┌────────
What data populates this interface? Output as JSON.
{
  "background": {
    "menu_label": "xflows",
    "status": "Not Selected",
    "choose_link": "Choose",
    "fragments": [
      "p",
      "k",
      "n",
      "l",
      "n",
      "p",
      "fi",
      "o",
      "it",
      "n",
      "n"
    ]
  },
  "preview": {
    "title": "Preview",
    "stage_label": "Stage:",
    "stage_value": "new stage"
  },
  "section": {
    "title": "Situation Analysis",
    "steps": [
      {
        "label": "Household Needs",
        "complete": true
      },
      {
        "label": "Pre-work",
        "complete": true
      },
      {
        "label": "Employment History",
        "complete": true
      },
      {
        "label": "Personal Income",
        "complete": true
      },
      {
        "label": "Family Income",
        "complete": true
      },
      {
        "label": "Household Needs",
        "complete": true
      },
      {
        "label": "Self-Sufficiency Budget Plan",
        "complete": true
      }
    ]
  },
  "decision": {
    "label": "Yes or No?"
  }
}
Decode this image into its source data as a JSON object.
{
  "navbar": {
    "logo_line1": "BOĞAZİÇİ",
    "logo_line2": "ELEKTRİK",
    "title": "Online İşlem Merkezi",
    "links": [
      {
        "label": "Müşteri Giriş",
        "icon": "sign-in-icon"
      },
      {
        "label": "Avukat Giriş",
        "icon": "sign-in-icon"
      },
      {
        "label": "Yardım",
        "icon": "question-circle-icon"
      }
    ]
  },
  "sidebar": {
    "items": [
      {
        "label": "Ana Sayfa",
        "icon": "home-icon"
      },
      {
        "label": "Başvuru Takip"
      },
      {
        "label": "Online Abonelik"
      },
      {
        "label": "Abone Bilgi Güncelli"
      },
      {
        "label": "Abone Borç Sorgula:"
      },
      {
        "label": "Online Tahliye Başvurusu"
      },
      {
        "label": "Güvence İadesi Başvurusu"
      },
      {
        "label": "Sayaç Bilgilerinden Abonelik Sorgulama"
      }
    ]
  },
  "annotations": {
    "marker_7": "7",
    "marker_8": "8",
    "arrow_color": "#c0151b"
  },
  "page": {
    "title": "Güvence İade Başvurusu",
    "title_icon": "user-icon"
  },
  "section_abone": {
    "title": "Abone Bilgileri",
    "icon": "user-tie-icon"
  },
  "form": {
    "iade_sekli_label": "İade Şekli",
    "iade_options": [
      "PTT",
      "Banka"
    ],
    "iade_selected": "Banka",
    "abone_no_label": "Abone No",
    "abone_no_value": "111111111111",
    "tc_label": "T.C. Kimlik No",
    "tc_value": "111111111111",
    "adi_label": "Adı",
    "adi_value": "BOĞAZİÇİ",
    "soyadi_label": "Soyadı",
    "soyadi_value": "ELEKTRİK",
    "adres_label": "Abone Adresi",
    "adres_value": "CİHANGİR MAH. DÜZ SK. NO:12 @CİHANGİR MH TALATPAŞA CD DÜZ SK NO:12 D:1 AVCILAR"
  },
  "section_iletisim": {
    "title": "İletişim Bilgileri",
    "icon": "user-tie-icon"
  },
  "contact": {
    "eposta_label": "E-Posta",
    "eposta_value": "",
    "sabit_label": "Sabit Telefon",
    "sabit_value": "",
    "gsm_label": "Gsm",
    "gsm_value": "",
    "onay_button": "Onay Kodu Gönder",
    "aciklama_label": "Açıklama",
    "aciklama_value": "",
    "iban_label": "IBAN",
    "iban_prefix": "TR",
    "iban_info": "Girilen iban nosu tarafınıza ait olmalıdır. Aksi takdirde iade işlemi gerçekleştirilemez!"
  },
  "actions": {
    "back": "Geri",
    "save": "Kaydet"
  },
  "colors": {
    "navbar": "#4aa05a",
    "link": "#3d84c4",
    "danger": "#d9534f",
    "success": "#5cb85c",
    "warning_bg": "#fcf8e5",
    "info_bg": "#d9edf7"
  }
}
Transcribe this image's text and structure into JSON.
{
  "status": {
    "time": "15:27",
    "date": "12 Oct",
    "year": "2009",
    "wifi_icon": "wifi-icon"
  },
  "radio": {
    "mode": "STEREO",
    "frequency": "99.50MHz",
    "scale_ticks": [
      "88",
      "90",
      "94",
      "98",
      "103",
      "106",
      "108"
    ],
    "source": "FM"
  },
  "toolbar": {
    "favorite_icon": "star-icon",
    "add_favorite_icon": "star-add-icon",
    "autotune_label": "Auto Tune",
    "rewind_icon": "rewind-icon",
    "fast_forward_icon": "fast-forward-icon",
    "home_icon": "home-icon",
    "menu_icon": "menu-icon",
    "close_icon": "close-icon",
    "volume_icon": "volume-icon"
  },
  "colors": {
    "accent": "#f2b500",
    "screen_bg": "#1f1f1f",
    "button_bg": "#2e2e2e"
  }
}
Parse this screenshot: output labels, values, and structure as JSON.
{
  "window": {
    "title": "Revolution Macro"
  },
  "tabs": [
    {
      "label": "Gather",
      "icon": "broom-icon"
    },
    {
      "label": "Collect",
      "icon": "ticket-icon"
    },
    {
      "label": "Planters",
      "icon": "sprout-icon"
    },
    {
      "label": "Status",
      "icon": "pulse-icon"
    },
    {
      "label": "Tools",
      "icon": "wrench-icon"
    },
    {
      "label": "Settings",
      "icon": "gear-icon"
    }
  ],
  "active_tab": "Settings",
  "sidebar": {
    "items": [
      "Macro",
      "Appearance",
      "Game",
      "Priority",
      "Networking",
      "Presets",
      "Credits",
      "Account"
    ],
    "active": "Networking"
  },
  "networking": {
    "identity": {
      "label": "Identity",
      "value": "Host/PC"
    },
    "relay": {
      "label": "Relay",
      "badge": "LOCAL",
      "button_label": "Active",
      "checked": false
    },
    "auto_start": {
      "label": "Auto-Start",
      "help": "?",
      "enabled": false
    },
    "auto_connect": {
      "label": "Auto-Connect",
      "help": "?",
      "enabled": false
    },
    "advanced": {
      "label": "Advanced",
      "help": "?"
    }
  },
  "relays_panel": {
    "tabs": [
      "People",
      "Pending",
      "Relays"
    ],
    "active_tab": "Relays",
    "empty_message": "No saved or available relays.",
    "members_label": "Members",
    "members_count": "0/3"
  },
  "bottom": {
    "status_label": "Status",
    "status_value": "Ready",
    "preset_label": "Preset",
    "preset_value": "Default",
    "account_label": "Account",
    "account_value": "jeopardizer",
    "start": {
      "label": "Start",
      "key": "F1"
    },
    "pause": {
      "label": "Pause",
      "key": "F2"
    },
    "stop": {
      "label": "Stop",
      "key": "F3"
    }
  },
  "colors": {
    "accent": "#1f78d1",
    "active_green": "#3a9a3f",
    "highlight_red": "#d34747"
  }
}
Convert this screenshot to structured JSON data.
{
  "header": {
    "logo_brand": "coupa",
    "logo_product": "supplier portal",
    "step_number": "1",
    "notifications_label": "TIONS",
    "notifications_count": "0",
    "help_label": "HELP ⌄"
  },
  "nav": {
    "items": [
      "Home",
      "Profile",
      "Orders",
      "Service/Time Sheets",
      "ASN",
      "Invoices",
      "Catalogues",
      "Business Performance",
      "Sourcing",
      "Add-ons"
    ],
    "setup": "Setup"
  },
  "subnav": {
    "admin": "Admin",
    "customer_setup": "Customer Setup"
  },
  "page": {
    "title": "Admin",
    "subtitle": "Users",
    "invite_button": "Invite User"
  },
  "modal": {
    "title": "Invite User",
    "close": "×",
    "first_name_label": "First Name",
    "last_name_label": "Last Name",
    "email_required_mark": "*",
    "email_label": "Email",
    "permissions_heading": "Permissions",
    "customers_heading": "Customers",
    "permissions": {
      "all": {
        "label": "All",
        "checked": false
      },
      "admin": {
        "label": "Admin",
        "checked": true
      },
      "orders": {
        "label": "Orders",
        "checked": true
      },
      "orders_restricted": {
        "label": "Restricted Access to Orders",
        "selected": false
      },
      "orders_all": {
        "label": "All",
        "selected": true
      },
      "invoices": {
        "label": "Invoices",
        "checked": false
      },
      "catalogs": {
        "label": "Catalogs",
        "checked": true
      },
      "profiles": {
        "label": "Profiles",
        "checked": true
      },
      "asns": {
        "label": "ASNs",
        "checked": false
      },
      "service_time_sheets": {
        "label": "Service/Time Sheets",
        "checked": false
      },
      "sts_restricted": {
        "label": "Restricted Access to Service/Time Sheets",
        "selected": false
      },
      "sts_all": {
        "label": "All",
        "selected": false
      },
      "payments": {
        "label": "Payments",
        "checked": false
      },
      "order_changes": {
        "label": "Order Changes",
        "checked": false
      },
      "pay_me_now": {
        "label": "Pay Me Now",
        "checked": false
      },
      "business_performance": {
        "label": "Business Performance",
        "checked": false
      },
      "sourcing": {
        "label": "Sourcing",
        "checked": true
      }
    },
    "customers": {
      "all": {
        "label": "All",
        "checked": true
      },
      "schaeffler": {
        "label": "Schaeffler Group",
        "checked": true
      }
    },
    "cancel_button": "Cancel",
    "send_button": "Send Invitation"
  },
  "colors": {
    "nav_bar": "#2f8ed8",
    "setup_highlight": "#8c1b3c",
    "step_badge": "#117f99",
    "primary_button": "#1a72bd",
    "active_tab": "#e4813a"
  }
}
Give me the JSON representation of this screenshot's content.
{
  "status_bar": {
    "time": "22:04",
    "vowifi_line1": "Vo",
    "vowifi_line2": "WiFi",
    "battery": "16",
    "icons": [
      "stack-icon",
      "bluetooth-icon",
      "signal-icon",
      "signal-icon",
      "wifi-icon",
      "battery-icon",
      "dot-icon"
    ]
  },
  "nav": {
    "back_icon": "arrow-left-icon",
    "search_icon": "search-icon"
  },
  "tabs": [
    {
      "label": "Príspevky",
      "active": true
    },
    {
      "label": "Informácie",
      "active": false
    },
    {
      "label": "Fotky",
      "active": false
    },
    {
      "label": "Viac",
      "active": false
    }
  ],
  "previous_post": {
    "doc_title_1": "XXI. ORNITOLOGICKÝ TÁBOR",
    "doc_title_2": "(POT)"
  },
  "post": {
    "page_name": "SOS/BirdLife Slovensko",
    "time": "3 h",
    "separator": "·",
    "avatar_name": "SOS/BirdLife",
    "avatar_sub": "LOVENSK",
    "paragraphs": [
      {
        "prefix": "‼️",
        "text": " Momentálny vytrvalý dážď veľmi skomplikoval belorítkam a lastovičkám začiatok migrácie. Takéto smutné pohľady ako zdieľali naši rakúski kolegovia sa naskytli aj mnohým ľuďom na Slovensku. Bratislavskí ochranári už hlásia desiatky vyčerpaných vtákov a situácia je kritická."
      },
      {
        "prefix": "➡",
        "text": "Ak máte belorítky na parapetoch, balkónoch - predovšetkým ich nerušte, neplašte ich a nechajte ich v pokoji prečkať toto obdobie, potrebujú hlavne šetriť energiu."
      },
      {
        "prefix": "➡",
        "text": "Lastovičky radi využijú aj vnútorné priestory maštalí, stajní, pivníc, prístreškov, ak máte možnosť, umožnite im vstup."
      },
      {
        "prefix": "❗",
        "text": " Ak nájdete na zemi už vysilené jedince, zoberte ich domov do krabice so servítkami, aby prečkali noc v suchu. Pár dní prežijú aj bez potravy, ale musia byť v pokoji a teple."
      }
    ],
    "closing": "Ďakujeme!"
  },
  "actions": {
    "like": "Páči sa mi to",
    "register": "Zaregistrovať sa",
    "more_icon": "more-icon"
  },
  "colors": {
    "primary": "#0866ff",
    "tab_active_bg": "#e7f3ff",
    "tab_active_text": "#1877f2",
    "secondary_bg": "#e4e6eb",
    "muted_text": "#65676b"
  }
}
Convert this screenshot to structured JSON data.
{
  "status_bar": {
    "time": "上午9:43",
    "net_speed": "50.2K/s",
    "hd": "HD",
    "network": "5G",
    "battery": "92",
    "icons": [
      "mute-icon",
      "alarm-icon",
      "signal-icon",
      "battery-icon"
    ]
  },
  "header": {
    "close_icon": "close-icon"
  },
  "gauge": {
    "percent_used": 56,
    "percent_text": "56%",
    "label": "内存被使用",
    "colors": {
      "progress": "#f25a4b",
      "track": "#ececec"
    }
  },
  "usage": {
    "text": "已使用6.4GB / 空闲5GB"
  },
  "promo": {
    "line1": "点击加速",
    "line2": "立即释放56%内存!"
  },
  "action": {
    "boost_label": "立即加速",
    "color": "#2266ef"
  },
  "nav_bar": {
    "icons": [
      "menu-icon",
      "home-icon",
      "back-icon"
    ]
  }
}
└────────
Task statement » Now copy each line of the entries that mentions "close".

Solution to this problem »
    "close_icon": "close-icon",
    "close": "×",
    "close_icon": "close-icon"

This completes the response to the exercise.